**Work request:**
Go through the data and copy each line where the word "Judge" shows up.

== Segment start ==

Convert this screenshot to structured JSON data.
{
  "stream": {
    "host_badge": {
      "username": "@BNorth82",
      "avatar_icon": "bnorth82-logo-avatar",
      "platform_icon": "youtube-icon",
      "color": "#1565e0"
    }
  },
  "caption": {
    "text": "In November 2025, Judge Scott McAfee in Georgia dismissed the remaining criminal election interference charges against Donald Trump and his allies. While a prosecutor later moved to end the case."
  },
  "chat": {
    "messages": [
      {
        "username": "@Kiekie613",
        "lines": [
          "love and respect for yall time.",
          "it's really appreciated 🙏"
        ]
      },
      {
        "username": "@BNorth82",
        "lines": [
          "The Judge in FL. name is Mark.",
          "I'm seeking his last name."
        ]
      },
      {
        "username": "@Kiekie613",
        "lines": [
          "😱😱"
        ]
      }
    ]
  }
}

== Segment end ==

**Solution to this task:**
    "text": "In November 2025, Judge Scott McAfee in Georgia dismissed the remaining criminal election interference charges against Donald Trump and his allies. While a prosecutor later moved to end the case."
          "The Judge in FL. name is Mark.",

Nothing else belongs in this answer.